The river held steady at record levels, offering little relief to areas enduring historic flooding. Hundreds of homes have been flooded so far in and around Fort Smith, Arkansas' second-largest city, while nearly 1,100 homes have flooded across the Oklahoma border in Muskogee County, according to local emergency management officials.
"This has been massive for me. Totally devastating," said Kenny Ward, a 53-year-old former Marine who sheltered with dozens of other flooded-out residents at the Evangel Temple Assembly of God Church in Fort Smith.
Ward said he had been living in a tent along an Arkansas River tributary before floodwaters forced him out a week ago.
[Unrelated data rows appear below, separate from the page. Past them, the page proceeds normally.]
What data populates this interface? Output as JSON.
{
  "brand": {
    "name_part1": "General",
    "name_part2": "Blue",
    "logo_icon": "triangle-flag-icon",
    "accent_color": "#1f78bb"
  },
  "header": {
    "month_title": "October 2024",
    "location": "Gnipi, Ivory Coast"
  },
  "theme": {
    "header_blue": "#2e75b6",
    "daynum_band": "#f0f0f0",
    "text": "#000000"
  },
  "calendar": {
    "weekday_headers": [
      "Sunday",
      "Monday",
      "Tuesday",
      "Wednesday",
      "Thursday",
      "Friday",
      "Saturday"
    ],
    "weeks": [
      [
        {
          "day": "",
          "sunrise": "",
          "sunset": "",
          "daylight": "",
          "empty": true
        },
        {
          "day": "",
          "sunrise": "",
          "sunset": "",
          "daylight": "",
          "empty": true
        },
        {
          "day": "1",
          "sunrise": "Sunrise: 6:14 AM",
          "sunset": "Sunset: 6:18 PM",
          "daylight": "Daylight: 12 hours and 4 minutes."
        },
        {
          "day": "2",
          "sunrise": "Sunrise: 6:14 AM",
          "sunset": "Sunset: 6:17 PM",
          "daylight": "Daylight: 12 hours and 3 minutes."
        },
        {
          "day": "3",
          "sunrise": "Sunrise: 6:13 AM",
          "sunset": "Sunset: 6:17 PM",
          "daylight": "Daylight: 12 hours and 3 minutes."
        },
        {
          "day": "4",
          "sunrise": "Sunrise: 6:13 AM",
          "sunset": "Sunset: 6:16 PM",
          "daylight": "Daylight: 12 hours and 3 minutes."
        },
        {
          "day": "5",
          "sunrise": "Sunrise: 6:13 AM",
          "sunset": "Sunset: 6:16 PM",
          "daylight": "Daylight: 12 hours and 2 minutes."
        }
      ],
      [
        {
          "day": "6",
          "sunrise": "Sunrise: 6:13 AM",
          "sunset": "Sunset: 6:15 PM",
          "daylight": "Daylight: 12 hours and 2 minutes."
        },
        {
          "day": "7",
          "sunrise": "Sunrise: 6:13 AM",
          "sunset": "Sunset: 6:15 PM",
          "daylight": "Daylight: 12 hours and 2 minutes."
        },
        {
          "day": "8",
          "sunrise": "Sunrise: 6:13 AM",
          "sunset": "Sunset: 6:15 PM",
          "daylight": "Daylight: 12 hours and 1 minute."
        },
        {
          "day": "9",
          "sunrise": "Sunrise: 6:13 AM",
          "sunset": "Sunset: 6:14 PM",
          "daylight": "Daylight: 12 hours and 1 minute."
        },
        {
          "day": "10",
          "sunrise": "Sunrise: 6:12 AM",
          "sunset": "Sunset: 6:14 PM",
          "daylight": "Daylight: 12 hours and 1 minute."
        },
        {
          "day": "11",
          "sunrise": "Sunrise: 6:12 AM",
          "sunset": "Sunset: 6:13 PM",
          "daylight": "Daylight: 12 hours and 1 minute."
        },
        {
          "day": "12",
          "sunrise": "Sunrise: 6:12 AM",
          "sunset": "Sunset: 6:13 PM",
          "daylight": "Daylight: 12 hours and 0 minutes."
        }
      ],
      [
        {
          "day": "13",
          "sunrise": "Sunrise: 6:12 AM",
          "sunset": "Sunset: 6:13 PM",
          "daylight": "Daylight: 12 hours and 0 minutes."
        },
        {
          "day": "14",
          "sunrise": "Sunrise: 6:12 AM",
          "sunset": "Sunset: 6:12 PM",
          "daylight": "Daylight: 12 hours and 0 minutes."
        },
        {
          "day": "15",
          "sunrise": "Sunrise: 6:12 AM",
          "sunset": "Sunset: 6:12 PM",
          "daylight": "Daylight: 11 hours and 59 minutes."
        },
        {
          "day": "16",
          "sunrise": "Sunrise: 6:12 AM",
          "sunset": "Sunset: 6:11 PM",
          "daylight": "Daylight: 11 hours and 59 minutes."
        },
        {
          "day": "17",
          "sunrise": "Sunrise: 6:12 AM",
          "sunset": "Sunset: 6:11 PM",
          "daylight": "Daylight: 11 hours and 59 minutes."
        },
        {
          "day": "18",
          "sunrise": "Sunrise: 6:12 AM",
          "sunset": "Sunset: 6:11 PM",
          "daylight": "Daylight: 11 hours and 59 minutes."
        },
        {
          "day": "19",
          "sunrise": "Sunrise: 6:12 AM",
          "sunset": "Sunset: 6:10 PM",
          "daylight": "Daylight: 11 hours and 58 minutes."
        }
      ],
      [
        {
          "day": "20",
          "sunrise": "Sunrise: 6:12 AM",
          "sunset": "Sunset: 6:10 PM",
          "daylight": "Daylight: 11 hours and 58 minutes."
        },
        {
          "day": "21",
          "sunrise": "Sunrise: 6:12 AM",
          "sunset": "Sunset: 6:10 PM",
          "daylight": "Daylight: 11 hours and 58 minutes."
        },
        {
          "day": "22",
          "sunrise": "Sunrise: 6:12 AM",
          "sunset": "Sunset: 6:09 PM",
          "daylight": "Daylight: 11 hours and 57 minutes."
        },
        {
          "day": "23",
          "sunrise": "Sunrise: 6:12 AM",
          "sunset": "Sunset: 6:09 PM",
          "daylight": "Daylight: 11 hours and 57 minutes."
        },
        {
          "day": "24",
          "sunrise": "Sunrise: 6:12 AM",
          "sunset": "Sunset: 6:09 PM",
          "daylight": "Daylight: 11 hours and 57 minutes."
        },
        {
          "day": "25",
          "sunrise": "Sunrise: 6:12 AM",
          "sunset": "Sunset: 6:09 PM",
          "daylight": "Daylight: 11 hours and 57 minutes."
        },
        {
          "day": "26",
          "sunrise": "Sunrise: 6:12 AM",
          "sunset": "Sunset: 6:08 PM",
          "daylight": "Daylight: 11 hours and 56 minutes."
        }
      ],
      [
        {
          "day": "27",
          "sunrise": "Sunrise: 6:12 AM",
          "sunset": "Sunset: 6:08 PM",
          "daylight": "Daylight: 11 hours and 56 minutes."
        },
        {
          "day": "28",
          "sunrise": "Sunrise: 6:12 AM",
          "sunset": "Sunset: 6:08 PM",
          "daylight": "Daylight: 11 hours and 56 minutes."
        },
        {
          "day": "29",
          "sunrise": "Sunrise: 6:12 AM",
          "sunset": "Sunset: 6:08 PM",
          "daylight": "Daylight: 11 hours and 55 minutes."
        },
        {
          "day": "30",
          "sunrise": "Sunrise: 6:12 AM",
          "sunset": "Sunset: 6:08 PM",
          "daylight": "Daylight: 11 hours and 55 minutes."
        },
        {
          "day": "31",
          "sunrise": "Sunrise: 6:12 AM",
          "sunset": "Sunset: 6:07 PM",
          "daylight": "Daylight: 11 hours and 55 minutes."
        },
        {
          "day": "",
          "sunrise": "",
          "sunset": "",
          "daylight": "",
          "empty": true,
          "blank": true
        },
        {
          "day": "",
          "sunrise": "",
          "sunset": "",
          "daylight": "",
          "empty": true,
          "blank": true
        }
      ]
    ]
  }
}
His tent, housing his clothing, medication, sleeping bag and birth certificate, was surrounded by waist-high water when he returned to the site three days ago.
Ward said he spent the next five days helping to fill sandbags for his neighbors who were trying to protect their homes. Thomas Lindley said floodwaters reached the roof of his home three days ago in nearby Moffett, Oklahoma. Lindley said he doesn't have flood insurance and didn't know how he would recover.
"I'm just trying to get some relief aid or another job," he said. "That's all we can do." In nearby Van Buren, Arkansas, officials warned that a levee protecting a mostly rural area on the western edge of the state was "showing signs of significant leakage and deterioration."
Crawford County Sheriff Ron Brown said an 80-foot-wide section of the levee slid down Tuesday morning, but workers were able to reinforce it to prevent the levee from being breached. Brown said the levee was still at risk of failing. If that happens, about 250 people and 150 structures would be at risk.
All other levees in Arkansas appeared to be in good shape as the river level remained at a historic crest Thursday, according to Col. Bob Dixon of the U.S. Army Corps of Engineers. But he said local officials should have a plan in place in case a levee fails, because the flooding was expected to persist for days — if not weeks.
"My concern is, they are designed for a temporary load and they are holding a lot more water than they have been tested on before," Dixon said. Meanwhile, portions of the raging river showed signs of receding upstream in northeastern Oklahoma as the Corps scaled back releases from a hydroelectric dam near Tulsa, about 104 miles (167 kilometers) northeast of Fort Smith.
Powerful storms that dropped more than 20 inches (51 centimeters) of rain on parts of the region over the past month have overwhelmed the Keystone Lake reservoir, which drains a watershed of about 22,000 square miles (57,000 square kilometers) in Oklahoma and Kansas.
Lt. Col. Adam Weece said releases from the dam into the swollen river have fallen from a high of 275,000 cubic feet (7,787 cubic meters) per second on Wednesday to 230,000 cubic feet (6,513 cubic meters) per second.
"We've been stepping down the release overnight. It's a gradual process," Weece said, noting that the Corps plans to reduce flow to 100,000 cubic feet (2831 cubic meters) per second by Tuesday. The river's level in Tulsa crested Wednesday afternoon and had fallen by almost 2 feet (0.61 meters) by Thursday, according to the National Weather Service.
Arkansas Gov. Asa Hutchinson said Thursday that more than 500 homes and thousands of acres of farmland have been affected by the flooding. "When you see it from the air, the breadth of the flooding, you realize the historic area we're in in terms of the Arkansas River," the governor said at a news conference after viewing the flooding by helicopter with members of the state's congressional delegation.
"We've never seen this before. We've never had to deal with this before, so there are a lot of unknowns," the governor said. At least one death in Arkansas has been blamed on the flooding. In Illinois, Gov. J.B. Pritzker activated the National Guard to respond to recent severe flooding there.